→ **WHAT YOU WILL DO**:
Only the lines that hold the word "photo" are wanted from this listing.

→ **MATERIAL SUPPLIED**:

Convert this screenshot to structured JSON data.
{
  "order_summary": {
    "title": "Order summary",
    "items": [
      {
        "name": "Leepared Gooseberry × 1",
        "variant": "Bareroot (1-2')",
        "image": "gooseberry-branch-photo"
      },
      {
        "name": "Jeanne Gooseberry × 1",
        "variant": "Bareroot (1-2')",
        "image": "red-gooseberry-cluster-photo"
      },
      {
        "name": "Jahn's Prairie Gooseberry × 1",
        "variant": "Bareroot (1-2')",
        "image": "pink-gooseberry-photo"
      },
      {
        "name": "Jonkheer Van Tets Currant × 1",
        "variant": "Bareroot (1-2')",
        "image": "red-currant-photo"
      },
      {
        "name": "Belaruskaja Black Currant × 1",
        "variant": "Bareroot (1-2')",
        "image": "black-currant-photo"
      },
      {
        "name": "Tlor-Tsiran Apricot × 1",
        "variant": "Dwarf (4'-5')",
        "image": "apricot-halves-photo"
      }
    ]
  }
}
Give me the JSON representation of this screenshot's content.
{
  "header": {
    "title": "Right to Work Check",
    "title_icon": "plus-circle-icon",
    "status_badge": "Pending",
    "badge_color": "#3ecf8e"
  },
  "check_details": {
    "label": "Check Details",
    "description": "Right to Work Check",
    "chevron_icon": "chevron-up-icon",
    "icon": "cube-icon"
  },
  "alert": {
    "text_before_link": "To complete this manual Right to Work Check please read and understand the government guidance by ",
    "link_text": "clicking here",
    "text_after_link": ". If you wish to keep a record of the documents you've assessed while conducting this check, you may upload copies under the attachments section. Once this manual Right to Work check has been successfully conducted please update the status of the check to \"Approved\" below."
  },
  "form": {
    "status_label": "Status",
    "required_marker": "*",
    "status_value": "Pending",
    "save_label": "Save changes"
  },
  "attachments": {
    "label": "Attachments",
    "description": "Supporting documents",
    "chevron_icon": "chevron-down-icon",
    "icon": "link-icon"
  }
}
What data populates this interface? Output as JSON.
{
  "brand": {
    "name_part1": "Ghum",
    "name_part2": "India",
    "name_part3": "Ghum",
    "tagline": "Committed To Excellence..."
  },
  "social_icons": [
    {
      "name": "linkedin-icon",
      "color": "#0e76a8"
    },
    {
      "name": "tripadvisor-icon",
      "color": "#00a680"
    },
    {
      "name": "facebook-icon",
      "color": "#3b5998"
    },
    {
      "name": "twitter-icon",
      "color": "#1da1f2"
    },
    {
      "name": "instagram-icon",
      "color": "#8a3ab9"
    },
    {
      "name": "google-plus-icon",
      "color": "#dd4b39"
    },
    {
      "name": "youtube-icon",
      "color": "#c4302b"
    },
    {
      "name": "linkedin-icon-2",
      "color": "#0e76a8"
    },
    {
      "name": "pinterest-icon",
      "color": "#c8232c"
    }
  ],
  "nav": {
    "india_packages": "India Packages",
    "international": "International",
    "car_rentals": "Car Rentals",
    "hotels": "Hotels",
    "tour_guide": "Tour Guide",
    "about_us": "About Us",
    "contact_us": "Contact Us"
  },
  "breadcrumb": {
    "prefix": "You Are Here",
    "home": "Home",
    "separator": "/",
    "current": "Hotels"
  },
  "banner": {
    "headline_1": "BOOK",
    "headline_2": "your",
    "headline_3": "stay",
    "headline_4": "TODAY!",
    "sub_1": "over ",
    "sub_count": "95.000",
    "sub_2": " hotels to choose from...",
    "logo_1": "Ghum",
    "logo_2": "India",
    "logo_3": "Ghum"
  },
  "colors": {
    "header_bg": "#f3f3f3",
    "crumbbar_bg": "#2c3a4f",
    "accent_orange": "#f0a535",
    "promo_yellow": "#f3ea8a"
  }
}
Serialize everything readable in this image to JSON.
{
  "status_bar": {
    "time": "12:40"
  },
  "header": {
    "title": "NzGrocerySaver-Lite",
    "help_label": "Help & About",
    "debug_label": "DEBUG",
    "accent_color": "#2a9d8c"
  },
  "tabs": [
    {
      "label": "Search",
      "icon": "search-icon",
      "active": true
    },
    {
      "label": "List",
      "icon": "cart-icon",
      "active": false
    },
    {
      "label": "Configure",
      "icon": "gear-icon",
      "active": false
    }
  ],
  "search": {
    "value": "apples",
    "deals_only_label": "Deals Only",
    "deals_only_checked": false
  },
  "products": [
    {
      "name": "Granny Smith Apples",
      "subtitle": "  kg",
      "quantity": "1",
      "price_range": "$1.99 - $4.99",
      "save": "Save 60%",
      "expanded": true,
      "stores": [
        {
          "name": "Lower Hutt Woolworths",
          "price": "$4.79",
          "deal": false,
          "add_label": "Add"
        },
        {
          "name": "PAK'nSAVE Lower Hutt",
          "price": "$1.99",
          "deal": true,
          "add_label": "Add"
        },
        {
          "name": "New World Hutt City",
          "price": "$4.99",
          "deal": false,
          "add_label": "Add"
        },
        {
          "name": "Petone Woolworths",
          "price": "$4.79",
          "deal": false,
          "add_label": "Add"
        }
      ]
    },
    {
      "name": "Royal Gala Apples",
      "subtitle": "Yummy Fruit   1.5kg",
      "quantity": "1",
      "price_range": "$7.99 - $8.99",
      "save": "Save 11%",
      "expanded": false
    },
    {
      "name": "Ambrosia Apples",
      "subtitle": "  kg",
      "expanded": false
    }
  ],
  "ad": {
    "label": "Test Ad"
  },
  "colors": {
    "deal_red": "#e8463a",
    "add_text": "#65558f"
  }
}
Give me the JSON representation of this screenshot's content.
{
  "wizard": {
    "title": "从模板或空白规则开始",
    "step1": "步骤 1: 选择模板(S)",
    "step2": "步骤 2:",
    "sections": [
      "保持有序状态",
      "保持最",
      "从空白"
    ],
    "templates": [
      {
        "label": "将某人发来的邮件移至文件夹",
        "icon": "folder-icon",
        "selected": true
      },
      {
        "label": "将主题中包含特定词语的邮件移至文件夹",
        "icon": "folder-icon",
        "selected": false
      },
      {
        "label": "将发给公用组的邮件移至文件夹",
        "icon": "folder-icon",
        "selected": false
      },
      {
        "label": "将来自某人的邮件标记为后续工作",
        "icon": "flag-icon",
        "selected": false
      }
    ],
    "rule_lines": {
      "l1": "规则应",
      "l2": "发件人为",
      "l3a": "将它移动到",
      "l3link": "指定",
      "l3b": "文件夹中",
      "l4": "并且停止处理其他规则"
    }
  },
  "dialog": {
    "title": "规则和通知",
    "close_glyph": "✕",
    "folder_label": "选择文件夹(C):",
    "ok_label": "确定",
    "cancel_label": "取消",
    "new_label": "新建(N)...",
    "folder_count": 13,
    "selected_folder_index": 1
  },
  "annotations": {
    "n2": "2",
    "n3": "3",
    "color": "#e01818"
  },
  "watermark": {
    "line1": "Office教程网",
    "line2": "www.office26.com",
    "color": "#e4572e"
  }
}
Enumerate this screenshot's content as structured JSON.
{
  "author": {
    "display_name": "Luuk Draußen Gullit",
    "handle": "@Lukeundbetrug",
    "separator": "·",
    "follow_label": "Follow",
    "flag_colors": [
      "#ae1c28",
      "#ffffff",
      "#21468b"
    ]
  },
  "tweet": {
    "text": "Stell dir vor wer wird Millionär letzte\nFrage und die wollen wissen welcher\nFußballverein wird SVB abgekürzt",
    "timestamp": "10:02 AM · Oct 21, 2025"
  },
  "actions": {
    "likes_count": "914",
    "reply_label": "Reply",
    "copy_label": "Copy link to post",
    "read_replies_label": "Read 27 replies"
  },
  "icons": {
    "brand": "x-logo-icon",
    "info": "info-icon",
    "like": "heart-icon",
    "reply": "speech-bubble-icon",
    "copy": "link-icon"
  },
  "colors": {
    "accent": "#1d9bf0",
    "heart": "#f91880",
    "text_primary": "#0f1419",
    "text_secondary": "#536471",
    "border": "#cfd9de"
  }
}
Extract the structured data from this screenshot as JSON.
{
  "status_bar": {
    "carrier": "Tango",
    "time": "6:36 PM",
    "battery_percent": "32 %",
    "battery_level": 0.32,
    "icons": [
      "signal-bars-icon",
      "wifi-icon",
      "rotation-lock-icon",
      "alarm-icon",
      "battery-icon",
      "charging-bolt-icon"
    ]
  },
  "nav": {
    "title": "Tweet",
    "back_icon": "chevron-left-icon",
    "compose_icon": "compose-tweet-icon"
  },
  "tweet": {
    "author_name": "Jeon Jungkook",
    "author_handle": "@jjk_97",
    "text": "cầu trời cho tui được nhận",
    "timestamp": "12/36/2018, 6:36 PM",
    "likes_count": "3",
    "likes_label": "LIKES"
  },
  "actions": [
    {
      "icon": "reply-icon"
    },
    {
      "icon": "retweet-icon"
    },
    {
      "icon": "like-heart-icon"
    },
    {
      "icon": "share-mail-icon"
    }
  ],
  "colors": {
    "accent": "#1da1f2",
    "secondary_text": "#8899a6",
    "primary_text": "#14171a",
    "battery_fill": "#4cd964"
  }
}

→ **WORKED SOLUTION**:
        "image": "gooseberry-branch-photo"
        "image": "red-gooseberry-cluster-photo"
        "image": "pink-gooseberry-photo"
        "image": "red-currant-photo"
        "image": "black-currant-photo"
        "image": "apricot-halves-photo"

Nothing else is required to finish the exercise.